* **Assigned task**: Copies of all lines that contain "selected" are needed; take them from the data below.

* **Material for this task**:
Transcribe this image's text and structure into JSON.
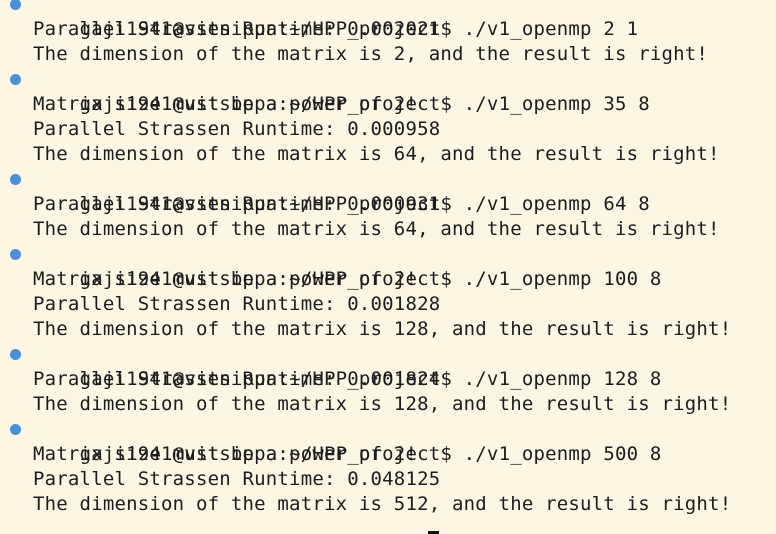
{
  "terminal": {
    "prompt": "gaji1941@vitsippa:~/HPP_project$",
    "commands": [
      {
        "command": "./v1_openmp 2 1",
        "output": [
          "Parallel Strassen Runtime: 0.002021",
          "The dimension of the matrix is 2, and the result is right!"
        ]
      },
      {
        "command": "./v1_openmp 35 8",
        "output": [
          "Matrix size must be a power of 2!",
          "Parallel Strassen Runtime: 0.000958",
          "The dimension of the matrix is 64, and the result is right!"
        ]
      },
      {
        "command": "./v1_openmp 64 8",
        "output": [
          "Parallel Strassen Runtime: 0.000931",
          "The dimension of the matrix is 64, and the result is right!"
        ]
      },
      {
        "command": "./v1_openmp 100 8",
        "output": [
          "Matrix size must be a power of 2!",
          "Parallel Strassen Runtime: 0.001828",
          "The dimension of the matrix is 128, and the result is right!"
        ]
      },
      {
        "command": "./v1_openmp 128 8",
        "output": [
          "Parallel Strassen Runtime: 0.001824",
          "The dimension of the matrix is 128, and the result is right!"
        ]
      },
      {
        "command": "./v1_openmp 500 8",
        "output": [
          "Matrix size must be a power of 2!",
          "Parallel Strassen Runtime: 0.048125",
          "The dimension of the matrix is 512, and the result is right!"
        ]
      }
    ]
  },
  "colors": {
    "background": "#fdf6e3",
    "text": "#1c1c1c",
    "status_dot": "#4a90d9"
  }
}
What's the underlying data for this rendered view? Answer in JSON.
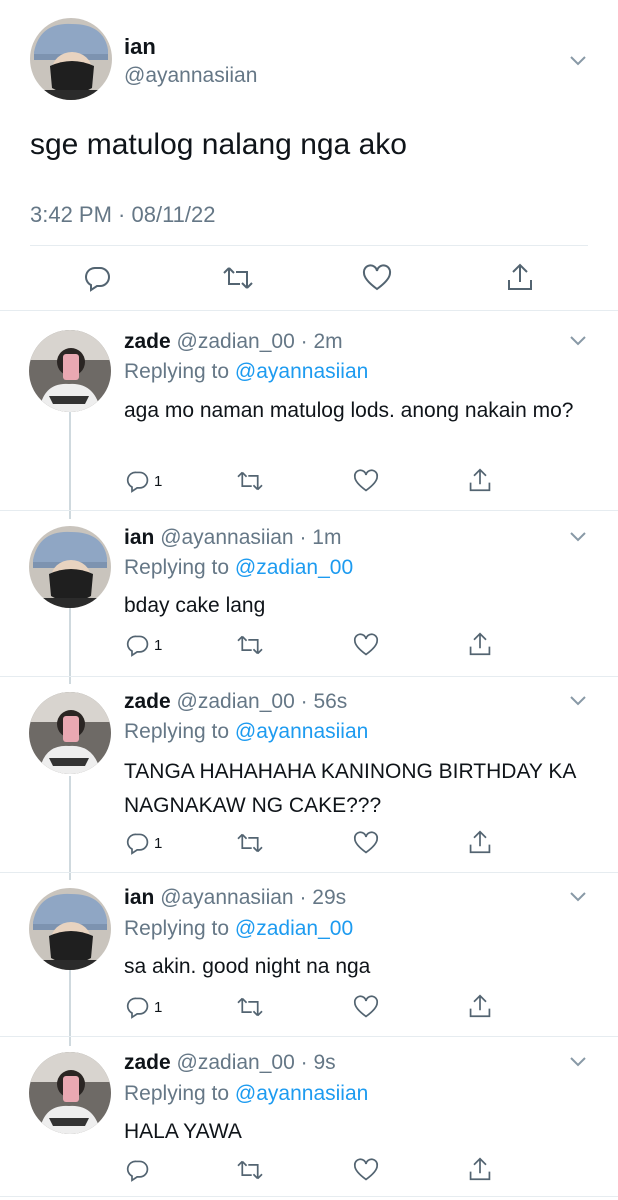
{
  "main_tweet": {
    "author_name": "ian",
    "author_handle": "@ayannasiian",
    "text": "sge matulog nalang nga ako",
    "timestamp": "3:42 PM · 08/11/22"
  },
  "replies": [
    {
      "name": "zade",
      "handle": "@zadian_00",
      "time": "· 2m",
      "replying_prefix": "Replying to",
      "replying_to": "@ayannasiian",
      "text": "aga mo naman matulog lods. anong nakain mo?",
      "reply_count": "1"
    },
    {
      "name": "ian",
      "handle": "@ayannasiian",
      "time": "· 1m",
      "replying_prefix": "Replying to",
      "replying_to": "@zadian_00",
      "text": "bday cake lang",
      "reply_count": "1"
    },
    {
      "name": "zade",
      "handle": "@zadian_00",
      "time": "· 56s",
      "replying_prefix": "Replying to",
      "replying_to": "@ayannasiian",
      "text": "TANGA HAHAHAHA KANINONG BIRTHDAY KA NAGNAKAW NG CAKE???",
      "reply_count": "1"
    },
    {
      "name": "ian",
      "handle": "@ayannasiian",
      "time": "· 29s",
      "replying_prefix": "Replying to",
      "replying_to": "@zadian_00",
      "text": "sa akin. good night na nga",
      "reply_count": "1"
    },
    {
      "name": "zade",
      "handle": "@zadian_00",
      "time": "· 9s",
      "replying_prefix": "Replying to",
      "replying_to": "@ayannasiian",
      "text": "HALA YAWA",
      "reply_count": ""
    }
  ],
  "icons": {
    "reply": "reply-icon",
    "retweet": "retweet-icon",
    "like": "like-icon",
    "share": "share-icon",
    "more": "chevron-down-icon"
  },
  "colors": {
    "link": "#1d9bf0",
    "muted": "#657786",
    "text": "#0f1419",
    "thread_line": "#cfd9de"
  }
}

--

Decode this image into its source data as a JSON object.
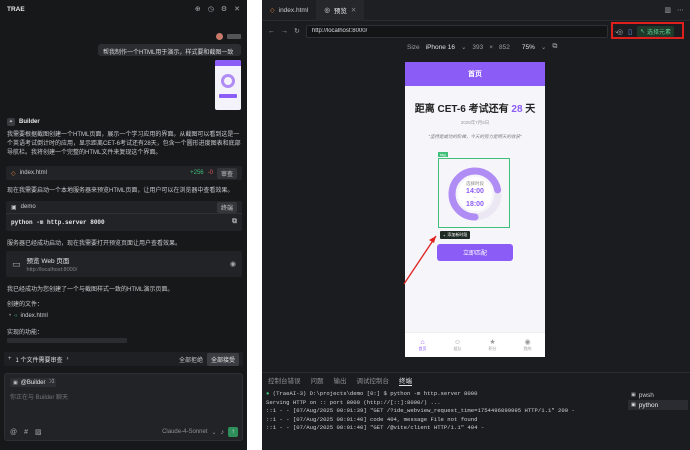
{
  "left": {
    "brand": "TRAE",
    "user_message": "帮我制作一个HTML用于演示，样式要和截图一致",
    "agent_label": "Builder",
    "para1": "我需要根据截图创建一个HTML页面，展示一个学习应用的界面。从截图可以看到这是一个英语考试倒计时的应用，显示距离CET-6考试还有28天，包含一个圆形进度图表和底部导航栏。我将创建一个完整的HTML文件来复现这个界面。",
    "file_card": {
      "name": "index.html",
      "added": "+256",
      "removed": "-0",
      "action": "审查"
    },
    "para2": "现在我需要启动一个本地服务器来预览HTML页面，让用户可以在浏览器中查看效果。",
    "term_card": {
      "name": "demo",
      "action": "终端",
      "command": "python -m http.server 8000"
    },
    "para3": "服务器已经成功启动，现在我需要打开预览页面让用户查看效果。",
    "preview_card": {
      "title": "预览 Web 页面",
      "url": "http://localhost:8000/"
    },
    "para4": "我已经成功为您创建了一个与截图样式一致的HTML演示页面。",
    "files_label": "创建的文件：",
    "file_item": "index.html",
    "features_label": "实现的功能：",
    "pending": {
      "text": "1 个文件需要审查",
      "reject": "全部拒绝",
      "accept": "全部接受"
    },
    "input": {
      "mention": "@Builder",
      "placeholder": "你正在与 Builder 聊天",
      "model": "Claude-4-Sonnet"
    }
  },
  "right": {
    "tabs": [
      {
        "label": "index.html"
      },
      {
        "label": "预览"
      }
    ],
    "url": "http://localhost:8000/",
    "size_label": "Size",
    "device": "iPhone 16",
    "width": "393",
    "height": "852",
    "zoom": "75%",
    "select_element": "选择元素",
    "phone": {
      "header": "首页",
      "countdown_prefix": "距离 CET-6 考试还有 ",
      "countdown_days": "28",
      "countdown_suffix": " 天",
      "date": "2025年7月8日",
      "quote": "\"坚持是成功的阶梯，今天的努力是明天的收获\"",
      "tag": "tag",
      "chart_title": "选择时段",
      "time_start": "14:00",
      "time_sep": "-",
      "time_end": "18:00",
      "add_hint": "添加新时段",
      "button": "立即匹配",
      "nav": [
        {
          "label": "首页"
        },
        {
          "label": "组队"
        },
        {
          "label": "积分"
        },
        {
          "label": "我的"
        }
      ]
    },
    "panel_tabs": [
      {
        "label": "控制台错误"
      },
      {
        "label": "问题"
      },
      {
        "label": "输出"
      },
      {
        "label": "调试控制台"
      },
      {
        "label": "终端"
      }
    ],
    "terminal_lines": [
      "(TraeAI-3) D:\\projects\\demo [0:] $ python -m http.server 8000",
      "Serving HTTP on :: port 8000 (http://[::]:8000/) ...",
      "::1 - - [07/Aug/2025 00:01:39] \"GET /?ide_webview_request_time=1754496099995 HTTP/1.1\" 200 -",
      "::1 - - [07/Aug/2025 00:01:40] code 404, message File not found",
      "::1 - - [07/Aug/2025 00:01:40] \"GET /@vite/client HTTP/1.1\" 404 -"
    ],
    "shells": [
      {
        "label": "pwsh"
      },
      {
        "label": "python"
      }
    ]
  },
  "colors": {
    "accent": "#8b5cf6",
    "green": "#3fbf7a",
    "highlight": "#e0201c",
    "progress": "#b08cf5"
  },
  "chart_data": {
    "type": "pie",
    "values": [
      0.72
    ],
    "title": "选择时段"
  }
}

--

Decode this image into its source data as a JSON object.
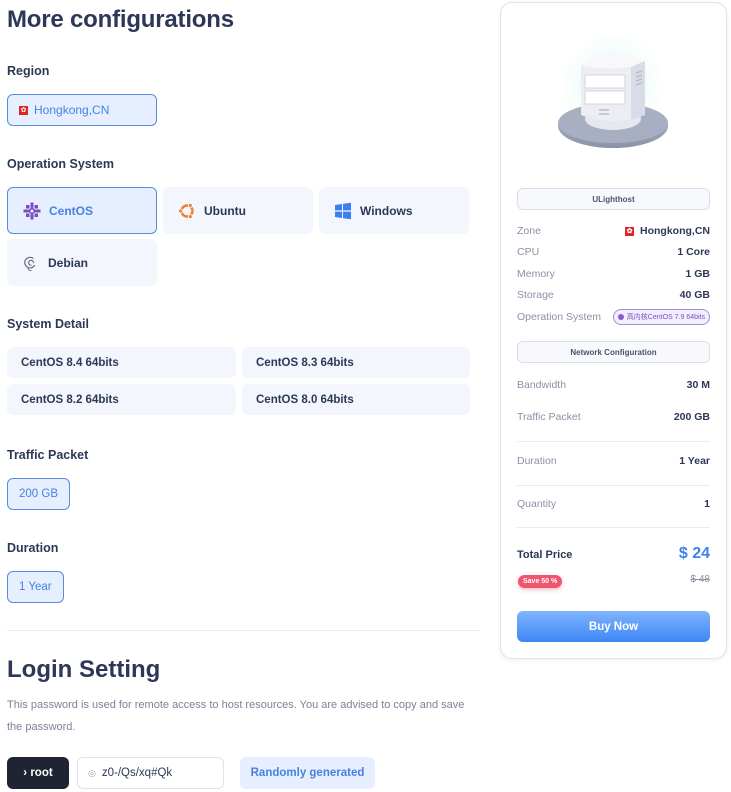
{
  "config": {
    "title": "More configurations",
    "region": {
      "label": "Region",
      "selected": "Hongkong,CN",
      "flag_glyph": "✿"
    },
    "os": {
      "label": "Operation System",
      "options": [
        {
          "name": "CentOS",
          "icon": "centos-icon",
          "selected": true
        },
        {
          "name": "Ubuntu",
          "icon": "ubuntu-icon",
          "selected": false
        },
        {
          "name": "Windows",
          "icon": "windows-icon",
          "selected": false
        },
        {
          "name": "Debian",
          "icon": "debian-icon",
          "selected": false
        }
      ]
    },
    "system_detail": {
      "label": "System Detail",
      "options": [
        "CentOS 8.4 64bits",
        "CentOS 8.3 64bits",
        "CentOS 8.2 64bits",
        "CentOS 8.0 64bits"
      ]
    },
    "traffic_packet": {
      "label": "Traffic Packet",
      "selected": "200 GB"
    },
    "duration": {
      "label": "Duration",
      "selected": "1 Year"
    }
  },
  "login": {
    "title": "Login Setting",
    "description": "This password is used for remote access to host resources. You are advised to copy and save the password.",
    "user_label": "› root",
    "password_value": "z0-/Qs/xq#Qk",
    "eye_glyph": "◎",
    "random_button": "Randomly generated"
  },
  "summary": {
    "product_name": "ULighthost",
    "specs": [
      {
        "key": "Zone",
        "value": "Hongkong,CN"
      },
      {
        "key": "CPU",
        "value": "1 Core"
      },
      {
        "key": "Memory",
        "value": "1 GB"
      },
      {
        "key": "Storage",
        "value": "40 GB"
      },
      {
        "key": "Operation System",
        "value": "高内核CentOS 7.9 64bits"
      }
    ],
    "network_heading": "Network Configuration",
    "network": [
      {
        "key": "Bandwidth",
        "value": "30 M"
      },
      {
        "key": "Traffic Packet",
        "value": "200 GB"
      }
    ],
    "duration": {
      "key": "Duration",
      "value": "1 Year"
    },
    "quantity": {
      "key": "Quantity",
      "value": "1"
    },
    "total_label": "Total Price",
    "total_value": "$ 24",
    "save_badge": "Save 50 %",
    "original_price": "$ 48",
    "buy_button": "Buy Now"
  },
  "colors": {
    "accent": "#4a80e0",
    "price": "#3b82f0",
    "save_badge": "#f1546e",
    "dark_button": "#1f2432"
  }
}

* **Output of the task**:
      "selected": "Hongkong,CN",
          "selected": true
          "selected": false
          "selected": false
          "selected": false
      "selected": "200 GB"
      "selected": "1 Year"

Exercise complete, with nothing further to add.